He said his Riyadh talks "could actually open the door possibly to bringing our president to Saudi Arabia."
The retired four-star Marine general earlier met King Salman at Al-Yamama Palace in Riyadh, where he told the monarch: "It's good to be back."
Mattis commanded troops during the 2003 invasion of Iraq.
He arrived in the kingdom yesterday to listen to Saudi leaders and learn "what are their priorities," an American defence official said.
The United States and Saudi Arabia have a decades-old relationship based on the exchange of American security for Saudi oil.
But ties between Riyadh and Washington became increasingly frayed during the administration of president Barack Obama.
Saudi leaders felt Obama was reluctant to get involved in the civil war in Syria and was tilting toward Riyadh's regional rival Iran.
The Sunni Muslim kingdom "felt marginalised" during international negotiations on a nuclear accord with Shiite Iran, the defence official said.
That deal, signed in July 2015 by the Obama administration, saw the lifting of international sanctions in exchange for guarantees that Tehran would not pursue a nuclear weapons capability.
Saudi leaders worry about Iran interfering in Arab countries by using local Shiite communities, as in Bahrain, Lebanon and Yemen.
Bordering Saudi Arabia, Yemen has been torn for more than two years by a civil war between Iran-backed Huthi rebels, their allies, and pro-government forces aided by a Saudi-led military coalition.
The Saudis have found a more favourable ear in Washington under Trump, who has denounced Iran's "harmful influence" in the Middle East.
In February, Trump imposed new sanctions on Tehran after a ballistic missile test launch, and in response to its support for Yemen's rebels.
Prince Mohammed told Mattis that Saudi Arabia and the United States are working to counter challenges in the region, including "the malign activities of Iran" and to bring stability "to the most important straits."
The US military is watching Huthi activities along the strategic Bab al-Mandab strait connecting the Red Sea with the Indian Ocean.
Yemeni rebels in late January attacked a Saudi warship in the Red Sea, and they are also believed to have fired missiles towards US warships in the area.
The United States accuses the rebels of deploying coastal defence missiles and other weapons which threaten free navigation in the waters which are vital to global trade.
Trump's Yemen focus has so far been on a major escalation of attacks against jihadists from Al-Qaeda in the Arabian Peninsula.
But after talks with Prince Mohammed, Mattis warned of Iranian efforts to create a Yemeni militia "in the image" of Lebanon's Hezbollah.
Washington provides intelligence as well as aerial refuelling to coalition warplanes conducting air strikes against the rebels in Yemen with American-supplied weapons.

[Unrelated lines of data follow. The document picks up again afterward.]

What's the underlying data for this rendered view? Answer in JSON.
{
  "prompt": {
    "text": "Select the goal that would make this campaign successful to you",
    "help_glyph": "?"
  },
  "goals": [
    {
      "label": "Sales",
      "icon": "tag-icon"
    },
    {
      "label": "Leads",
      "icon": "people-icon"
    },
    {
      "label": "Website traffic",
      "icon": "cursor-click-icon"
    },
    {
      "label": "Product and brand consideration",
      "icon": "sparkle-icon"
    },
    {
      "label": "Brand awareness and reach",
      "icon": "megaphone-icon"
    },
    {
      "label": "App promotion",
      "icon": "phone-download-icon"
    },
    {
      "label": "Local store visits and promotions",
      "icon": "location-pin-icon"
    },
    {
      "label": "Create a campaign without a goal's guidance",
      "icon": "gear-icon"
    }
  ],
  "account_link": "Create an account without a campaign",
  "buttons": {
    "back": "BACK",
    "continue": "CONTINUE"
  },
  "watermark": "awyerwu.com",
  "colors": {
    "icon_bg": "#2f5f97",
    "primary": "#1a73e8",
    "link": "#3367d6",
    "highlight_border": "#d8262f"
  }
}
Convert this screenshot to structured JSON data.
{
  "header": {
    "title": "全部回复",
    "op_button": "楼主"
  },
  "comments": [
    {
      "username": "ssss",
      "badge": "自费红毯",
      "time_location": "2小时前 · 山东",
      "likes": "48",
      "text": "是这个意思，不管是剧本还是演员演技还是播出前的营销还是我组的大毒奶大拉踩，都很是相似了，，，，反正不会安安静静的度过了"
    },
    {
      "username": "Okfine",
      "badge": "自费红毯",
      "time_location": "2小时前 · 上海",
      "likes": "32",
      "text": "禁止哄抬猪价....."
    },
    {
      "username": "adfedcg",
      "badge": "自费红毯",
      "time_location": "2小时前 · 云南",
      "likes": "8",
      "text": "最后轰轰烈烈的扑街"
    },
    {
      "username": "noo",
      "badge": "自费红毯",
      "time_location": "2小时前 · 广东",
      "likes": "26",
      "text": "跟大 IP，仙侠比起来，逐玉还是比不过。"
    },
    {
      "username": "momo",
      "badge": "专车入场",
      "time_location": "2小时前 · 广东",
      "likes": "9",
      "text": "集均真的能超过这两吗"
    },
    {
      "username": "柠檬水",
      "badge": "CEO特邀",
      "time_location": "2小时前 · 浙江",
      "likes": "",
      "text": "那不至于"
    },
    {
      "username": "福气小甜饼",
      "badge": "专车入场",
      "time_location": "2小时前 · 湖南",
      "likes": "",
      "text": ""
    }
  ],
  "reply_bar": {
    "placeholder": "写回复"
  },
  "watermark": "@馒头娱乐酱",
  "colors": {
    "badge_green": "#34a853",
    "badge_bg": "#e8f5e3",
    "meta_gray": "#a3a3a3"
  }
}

Pentagon officials are convinced that further military pressure will force the rebels back to peace talks, a strategy which other analysts are sceptical of.
"Our goal is to push this conflict into the UN brokered negotiations to ensure that it ends as soon as possible," Mattis told reporters travelling on his first Middle East tour since taking office.
After Saudi Arabia, Mattis travels tomorrow to Egypt and then to Israel before returning to the Gulf for talks in Qatar.
(This story has not been edited by Business Standard staff and is auto-generated from a syndicated feed.)